Many of us plug along in the daily routine of work and responsibilities despite aches and pains. This is especially true as we get older. It is common for the aches and pains to become part of the everyday landscape of our lives. This discomfort, however, may be unnecessary. In fact, when it comes to knee pain, treatment options have evolved and there is a lot that can be done to treat mild to severe knee injuries. The following information explores some common knee issues and solutions to treat the pain.
Common Knee Problems
The knee consists of bones, ligaments, tendons, and cartilage — all of which tolerate a lot of strain throughout an average day. Add an active lifestyle, such as physical work demands, playing sports, and regular workouts, and there is often knee discomfort and even injury. The most common knee problem typically involves the ligaments or cartilage.

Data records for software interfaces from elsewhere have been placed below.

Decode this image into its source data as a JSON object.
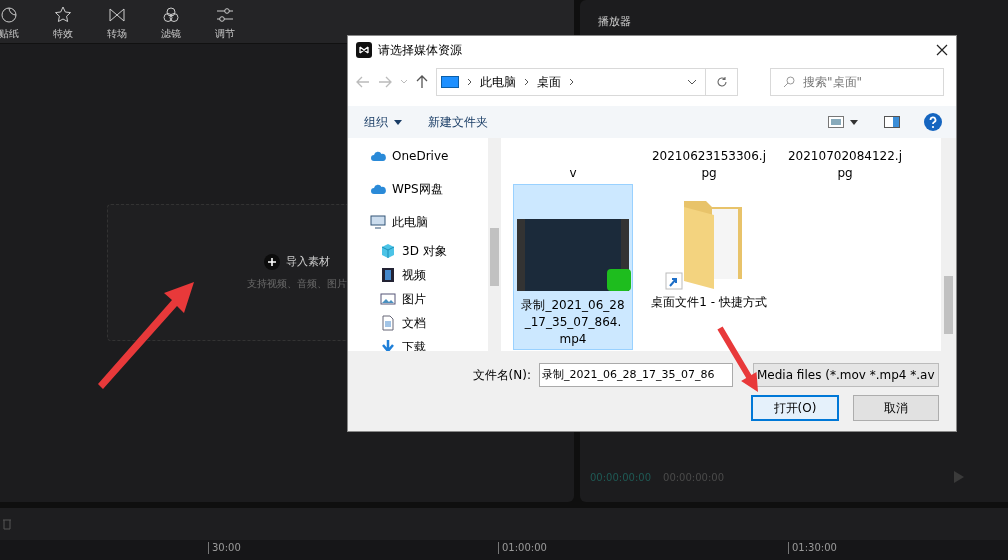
{
  "toolbar": {
    "tools": [
      {
        "label": "贴纸",
        "kind": "sticker"
      },
      {
        "label": "特效",
        "kind": "effect"
      },
      {
        "label": "转场",
        "kind": "transition"
      },
      {
        "label": "滤镜",
        "kind": "filter"
      },
      {
        "label": "调节",
        "kind": "adjust"
      }
    ]
  },
  "media_panel": {
    "import_label": "导入素材",
    "import_hint": "支持视频、音频、图片"
  },
  "player": {
    "title": "播放器",
    "current_time": "00:00:00:00",
    "total_time": "00:00:00:00"
  },
  "timeline": {
    "ruler_labels": [
      "30:00",
      "01:00:00",
      "01:30:00"
    ]
  },
  "dialog": {
    "title": "请选择媒体资源",
    "breadcrumbs": [
      "此电脑",
      "桌面"
    ],
    "search_placeholder": "搜索\"桌面\"",
    "commands": [
      "组织",
      "新建文件夹"
    ],
    "nav_items": [
      {
        "label": "OneDrive",
        "kind": "cloud"
      },
      {
        "label": "WPS网盘",
        "kind": "cloud"
      },
      {
        "label": "此电脑",
        "kind": "computer",
        "children": [
          {
            "label": "3D 对象",
            "kind": "cube"
          },
          {
            "label": "视频",
            "kind": "video"
          },
          {
            "label": "图片",
            "kind": "picture"
          },
          {
            "label": "文档",
            "kind": "document"
          },
          {
            "label": "下载",
            "kind": "download"
          }
        ]
      }
    ],
    "files": [
      {
        "name": "v",
        "kind": "cut",
        "selected": false
      },
      {
        "name": "20210623153306.jpg",
        "kind": "cut",
        "selected": false
      },
      {
        "name": "20210702084122.jpg",
        "kind": "cut",
        "selected": false
      },
      {
        "name": "录制_2021_06_28_17_35_07_864.mp4",
        "kind": "video",
        "selected": true
      },
      {
        "name": "桌面文件1 - 快捷方式",
        "kind": "folder-shortcut",
        "selected": false
      }
    ],
    "filename_label": "文件名(N):",
    "filename_value": "录制_2021_06_28_17_35_07_86",
    "filter": "Media files (*.mov *.mp4 *.av",
    "buttons": [
      "打开(O)",
      "取消"
    ]
  }
}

Cartilage and Ligament Damage
The cartilage in the knee is often referred to as the “meniscus.” The meniscus acts as a cushion for the bones that meet in the knee joint. When the knee is twisted in an awkward way, the meniscus may become stressed and tear. This type of damage is common in sports injuries. Arthritis and aging can also lead to injury. The typical symptoms with this type of injury include aches, pain, stiffness, feeling that the knee is locked in place, and even difficulty straightening the leg.
There are four major ligaments in the knee. The job of the ligaments is to connect the femur (thigh bone) to the tibia and fibula (shin or lower leg) and support the knee joint in its movements. Aging and active lifestyles, however, can test the ligaments beyond their capability. As a result, the knees are vulnerable to injury. Of the four major ligaments in the knee, the most likely to get injured is the anterior cruciate ligament (ACL). The ACL is particularly vulnerable when it comes to the physical demands of many sports. The ACL participates in the rotation of the knee as well as the tibia moving forward. When a person stops suddenly and quickly changes direction, a lot of strain is put on the ACL leading to a high incidence of sport-related injury. A loud pop at the time of injury, pain, and swelling are among the common symptoms.
Surgery Versus Non-Surgery Treatments
In addition to aches and pains, one of the biggest setbacks with knee injuries is that the knee may feel like it will give out at random times. There also may be limited mobility such as difficulty bending or straightening the knee. Whether or not surgery is in your future depends on the severity of the issue. A slight tear to the ACL or meniscus may simply require a brace and rest for a short period of time while it heals. A more significant tear could mean surgery. It is advised that you consult with a doctor, like a knee doctor from Premier Osteoarthritis Centers of Pennsylvania, who can conduct an assessment and further advise you on the next step. He or she may refer you to a specialist, such as an orthopedic surgeon, if the injury warrants a closer look. The orthopedic surgeon will likely take x-rays to assess the health of the bones and an MRI to look at the soft tissues, such as ligaments and cartilage.